    • To measure achievement, understanding, outcomes, objectives, drive instruction are they ready to move on, to see if we taught what we intended, to see what they know before we teach. Mastery of skills, standards, evaluate progress, provides channel of feedback, motivates students.
  • What are the BENEFITS of using technology to assess?
    • Quick feedback, collaboration, captures data/evidence, track common misunderstandings, more engaging for the kids (Kahoot), quickly capture data, easily shareable, engages students, immediate feedback, permanence of learning, ownership, authentic tasks.
  • TYPES of Assessment
    • Check for understanding for researching opportunities before they get to the end. Are the students ready before summative. Low stakes, ongoing, feedback, assessment FOR learning
    • High stakes, end of unit, evaluation, assessment OF learning.
  • “When the cook tastes the soup that’s formative, when the guests taste the soup it’s summative.”
  • Types of Adjustments
    • In the moment adjustments (Kahoots, stop light cards, exit ticket, etc.), next class, last chance (just before the “big test”), learning approach adjustments (student driven, they way they take notes, student reflections, they way the student owns their learning and the teacher guides), classroom climate adjustments (learning for all vs competitive, student ownership of data and mindset). Quick Checks for Understanding vs a long formal quiz that can’t allow quick on-the-fly teaching adjustments.
  • Corrective Instruction and the Formative Assessment Cycle (Plan > Teach > Assess > Analyze Data/Student Work > Adapt/ReAssess)
  • “Virtual Corkboards” – Supports multiple formats, mobile app, personalization, exit tickets, thinking maps, KWL, group projects, comments for peer/teacher feedback.
  • PADLET has new features for profanity filters, up and down voting, linking, custom urls, etc. Upload, links, Google images, Snap, Film, Voice, Draw, Map, PADLET link. All in the free version.

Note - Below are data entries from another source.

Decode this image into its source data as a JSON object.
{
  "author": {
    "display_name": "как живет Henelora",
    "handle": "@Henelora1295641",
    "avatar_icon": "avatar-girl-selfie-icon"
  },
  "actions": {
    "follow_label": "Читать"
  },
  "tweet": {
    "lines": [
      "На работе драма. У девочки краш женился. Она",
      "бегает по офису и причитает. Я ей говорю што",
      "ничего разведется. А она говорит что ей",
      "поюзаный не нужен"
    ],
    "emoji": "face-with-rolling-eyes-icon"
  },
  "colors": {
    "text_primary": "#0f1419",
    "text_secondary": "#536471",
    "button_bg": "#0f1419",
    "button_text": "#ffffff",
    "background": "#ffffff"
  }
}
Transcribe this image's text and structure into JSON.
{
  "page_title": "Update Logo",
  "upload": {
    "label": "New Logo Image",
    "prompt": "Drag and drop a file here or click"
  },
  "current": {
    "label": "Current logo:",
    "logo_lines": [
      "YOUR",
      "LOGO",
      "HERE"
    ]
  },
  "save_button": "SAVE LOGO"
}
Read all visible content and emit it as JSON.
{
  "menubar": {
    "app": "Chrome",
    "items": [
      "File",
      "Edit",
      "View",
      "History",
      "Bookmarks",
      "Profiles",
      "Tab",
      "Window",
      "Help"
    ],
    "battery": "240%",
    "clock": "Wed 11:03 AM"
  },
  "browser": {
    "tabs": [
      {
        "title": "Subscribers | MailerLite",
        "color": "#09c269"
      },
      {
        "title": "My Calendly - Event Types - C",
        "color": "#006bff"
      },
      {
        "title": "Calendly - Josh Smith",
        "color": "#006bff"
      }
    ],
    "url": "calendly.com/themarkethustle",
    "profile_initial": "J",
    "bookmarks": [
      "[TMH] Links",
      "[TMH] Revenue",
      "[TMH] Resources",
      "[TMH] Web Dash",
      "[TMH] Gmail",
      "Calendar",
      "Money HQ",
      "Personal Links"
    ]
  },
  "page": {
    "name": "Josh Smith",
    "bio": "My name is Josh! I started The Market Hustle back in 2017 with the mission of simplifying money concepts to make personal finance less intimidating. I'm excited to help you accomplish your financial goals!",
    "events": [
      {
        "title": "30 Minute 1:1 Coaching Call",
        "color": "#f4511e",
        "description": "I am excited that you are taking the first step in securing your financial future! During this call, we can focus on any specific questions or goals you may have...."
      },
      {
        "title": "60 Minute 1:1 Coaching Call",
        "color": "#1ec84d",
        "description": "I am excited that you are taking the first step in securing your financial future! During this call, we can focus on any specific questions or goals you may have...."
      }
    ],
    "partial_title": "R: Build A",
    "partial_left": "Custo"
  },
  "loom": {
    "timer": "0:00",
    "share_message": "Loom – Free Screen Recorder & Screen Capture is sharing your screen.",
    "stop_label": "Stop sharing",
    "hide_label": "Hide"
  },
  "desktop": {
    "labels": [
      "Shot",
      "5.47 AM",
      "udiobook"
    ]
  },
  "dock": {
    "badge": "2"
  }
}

  • NoteApp and Stormboard are other options.
  • Simple Media Tools – Demonstrate understanding, apply concepts to new contexts, highly engaging, promotes new media literacy.
  • Dvolver MovieMaker allows students to develop cartoon movies for scenarios, projects, assignments, etc.
    • Dvolver, Breaking News Generator, BigHugLabs
    • ISTE Standards – Supports creators of their own content.

  • Quick Response – Easy, on the spot, quick activities
    • Write Surge (quick writing tool), SketchBook (create book for drawing, ideas into a sketch), AutoDraw (quick drawing tool for creating great looking graphics), TodaysMeet
  • Video Clippers – Pause video and ask questions, effective for flipping classrooms
    • EdPuzzle, PlayPosit, Spiral.ac

  • Student Response Systems – Game based learning, instant feedback, device agnostic, gauge student interest, exports data
  • ATLAS Protocol – Learning from Student Work

What are some other technology tools that you have used for formative assessment?